[WORK INSTRUCTIONS] Copy each line in the data that includes the word "JSON".

:: DATASET EXTRACT ::

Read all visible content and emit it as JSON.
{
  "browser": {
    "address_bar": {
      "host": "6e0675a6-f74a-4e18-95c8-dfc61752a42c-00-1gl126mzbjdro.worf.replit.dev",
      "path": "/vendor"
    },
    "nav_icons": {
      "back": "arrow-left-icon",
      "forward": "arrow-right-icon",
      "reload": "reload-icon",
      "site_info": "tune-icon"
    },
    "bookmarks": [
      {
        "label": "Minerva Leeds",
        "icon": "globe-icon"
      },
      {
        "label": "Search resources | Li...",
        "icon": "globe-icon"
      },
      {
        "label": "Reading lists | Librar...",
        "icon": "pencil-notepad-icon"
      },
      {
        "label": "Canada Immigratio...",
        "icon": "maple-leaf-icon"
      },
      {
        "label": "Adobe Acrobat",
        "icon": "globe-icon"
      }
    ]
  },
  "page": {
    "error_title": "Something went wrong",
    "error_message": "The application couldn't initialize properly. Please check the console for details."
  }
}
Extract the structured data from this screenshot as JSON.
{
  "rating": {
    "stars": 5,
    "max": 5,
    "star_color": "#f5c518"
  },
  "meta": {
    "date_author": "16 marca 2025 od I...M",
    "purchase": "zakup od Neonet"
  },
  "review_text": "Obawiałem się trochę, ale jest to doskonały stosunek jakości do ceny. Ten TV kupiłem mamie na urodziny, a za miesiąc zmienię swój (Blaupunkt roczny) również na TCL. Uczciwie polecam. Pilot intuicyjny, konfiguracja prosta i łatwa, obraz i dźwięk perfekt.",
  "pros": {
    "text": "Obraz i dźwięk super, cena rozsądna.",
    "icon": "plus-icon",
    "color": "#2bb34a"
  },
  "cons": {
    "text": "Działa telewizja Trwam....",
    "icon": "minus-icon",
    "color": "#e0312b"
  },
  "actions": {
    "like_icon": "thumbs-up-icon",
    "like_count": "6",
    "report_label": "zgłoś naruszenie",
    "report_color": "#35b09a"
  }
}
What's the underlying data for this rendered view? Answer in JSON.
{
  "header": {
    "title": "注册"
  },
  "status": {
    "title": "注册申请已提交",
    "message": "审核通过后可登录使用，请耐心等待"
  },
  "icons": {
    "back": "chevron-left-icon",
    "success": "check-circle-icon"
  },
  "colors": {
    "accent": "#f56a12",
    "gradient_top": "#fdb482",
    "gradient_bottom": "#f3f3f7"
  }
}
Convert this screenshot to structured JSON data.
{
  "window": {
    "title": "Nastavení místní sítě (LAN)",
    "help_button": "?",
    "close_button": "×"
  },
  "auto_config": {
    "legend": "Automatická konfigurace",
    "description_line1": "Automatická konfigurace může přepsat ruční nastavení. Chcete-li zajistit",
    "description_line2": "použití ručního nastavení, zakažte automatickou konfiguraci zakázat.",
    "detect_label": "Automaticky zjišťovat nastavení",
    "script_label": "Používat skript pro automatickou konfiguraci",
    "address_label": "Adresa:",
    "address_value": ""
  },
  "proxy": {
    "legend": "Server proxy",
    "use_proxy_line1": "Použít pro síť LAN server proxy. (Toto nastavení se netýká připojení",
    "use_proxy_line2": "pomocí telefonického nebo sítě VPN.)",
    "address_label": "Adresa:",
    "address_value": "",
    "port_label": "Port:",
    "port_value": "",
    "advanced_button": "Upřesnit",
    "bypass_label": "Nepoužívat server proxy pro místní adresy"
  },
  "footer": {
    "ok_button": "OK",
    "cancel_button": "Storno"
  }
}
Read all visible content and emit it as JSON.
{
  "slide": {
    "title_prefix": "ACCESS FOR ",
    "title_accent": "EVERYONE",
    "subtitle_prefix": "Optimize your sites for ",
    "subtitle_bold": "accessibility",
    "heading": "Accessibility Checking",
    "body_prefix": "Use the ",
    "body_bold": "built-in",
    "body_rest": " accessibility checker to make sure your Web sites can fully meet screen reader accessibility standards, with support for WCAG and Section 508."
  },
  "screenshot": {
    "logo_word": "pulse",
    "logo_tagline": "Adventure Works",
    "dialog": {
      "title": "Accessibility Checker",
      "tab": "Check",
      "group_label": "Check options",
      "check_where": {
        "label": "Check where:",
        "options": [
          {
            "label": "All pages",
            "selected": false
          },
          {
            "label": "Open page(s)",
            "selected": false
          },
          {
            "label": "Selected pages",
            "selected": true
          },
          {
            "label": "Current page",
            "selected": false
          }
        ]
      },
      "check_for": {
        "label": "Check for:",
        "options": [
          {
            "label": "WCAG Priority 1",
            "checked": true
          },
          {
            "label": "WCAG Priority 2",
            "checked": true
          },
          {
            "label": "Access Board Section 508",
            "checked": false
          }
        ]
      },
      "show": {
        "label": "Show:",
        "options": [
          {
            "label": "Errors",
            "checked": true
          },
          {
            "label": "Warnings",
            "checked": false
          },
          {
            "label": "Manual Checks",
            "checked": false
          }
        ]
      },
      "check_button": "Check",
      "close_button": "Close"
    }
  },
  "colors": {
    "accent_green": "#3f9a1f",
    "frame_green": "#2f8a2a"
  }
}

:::

[REPLY]
Read all visible content and emit it as JSON.
Extract the structured data from this screenshot as JSON.
What's the underlying data for this rendered view? Answer in JSON.
Convert this screenshot to structured JSON data.
Read all visible content and emit it as JSON.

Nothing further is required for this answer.